> [PROBLEM TO WORK ON]: Look through the data and write out every line with the word "part" in it.

Entries from a dataset of interfaces
────────────────────────────────────────

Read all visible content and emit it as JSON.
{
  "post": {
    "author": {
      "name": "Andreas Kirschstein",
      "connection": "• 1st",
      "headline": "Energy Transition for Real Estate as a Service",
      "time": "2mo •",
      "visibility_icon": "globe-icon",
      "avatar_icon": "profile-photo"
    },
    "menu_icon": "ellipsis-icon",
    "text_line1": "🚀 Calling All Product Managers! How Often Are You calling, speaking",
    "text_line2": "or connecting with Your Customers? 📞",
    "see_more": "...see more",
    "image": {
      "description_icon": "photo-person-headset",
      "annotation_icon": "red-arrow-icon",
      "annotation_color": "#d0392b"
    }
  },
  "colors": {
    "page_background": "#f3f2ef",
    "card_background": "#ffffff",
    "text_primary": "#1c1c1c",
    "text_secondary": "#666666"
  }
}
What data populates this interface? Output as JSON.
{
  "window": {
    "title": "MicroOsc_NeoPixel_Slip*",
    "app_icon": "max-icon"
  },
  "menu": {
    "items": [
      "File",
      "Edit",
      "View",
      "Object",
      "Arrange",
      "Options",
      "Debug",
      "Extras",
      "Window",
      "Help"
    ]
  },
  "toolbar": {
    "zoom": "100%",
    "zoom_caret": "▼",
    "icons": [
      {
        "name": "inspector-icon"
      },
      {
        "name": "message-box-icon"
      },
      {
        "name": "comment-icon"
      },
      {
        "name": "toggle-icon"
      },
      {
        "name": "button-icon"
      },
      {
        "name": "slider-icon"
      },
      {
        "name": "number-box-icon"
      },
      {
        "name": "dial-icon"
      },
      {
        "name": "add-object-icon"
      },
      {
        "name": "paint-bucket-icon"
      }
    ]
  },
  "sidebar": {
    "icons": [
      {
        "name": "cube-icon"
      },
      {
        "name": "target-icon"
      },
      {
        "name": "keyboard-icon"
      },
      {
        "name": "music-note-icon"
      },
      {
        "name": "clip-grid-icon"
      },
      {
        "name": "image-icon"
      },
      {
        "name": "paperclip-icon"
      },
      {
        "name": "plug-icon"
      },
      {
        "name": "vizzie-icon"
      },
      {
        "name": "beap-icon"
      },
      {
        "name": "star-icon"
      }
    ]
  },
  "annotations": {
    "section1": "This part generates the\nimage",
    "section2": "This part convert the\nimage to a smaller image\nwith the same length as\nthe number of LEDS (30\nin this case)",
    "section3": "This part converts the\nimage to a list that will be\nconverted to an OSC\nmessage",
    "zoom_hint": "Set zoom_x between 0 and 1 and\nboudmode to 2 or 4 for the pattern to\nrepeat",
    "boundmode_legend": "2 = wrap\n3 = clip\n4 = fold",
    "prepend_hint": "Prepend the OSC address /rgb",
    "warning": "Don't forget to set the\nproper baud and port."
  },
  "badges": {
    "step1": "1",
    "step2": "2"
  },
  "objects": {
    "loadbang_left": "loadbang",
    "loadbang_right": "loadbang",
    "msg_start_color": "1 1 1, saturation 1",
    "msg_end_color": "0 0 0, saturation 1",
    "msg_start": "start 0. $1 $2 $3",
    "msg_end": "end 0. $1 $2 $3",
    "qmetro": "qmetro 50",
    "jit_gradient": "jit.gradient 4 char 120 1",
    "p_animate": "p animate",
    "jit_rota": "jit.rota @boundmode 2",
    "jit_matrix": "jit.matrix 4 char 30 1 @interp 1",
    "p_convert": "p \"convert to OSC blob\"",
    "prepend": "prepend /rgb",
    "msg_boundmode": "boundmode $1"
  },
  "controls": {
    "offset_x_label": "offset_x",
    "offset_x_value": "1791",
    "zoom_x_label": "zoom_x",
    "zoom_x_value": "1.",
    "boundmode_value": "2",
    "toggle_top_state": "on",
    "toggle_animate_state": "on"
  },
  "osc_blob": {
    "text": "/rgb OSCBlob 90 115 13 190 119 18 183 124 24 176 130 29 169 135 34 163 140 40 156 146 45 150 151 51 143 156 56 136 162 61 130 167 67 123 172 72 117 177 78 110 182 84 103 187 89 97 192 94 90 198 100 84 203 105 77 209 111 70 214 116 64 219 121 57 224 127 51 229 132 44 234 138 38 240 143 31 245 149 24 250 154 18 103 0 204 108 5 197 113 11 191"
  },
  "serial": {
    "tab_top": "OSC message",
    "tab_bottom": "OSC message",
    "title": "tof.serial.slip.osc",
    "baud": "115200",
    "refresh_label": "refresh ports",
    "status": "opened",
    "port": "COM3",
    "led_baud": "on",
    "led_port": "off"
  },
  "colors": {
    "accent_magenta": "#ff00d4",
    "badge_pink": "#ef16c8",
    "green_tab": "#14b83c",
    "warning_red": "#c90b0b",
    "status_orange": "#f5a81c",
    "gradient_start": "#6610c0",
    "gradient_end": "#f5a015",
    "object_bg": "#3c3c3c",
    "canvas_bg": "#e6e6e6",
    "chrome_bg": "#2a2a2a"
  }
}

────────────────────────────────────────

> [TASK SOLUTION]:
    "section1": "This part generates the\nimage",
    "section2": "This part convert the\nimage to a smaller image\nwith the same length as\nthe number of LEDS (30\nin this case)",
    "section3": "This part converts the\nimage to a list that will be\nconverted to an OSC\nmessage",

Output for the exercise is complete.